Data items:

[Start of section]

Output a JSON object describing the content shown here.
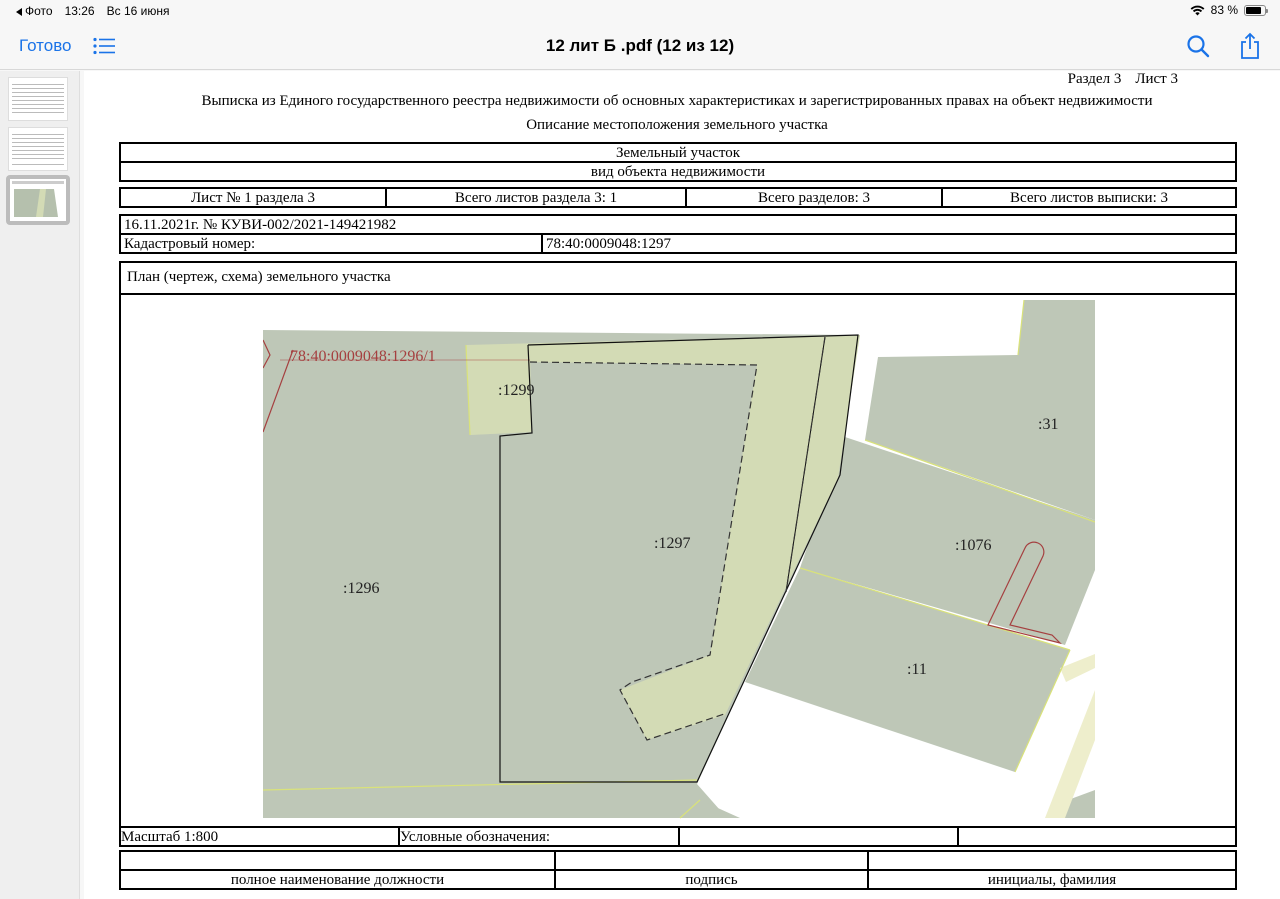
{
  "status": {
    "back_app": "Фото",
    "time": "13:26",
    "date": "Вс 16 июня",
    "battery": "83 %",
    "battery_level": 0.83
  },
  "nav": {
    "done_label": "Готово",
    "title": "12 лит Б .pdf (12 из 12)"
  },
  "thumbnails": [
    {
      "page": 1,
      "active": false
    },
    {
      "page": 2,
      "active": false
    },
    {
      "page": 3,
      "active": true
    }
  ],
  "doc": {
    "section_label": "Раздел 3",
    "sheet_label": "Лист 3",
    "title": "Выписка из Единого государственного реестра недвижимости об основных характеристиках и зарегистрированных правах на объект недвижимости",
    "subtitle": "Описание местоположения земельного участка",
    "object_name": "Земельный участок",
    "object_kind_label": "вид объекта недвижимости",
    "sheet_row": {
      "sheet_no": "Лист № 1 раздела 3",
      "total_sheets_section": "Всего листов раздела 3: 1",
      "total_sections": "Всего разделов: 3",
      "total_sheets": "Всего листов выписки: 3"
    },
    "ref_line": "16.11.2021г. № КУВИ-002/2021-149421982",
    "cadastral_label": "Кадастровый номер:",
    "cadastral_value": "78:40:0009048:1297",
    "plan_title": "План (чертеж, схема) земельного участка",
    "plan_labels": {
      "parcel_1296_1": "78:40:0009048:1296/1",
      "p1299": ":1299",
      "p1297": ":1297",
      "p1296": ":1296",
      "p31": ":31",
      "p1076": ":1076",
      "p11": ":11"
    },
    "scale": "Масштаб 1:800",
    "legend_label": "Условные обозначения:",
    "sign_row": {
      "position": "полное наименование должности",
      "signature": "подпись",
      "initials": "инициалы, фамилия"
    }
  },
  "colors": {
    "accent": "#1a73e8",
    "parcel_fill": "#bec7b7",
    "highlight_fill": "#d3dbb5",
    "red_line": "#a54040",
    "yellow_line": "#d9e27a"
  }
}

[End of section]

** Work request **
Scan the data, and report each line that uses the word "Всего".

** Solution **
      "total_sheets_section": "Всего листов раздела 3: 1",
      "total_sections": "Всего разделов: 3",
      "total_sheets": "Всего листов выписки: 3"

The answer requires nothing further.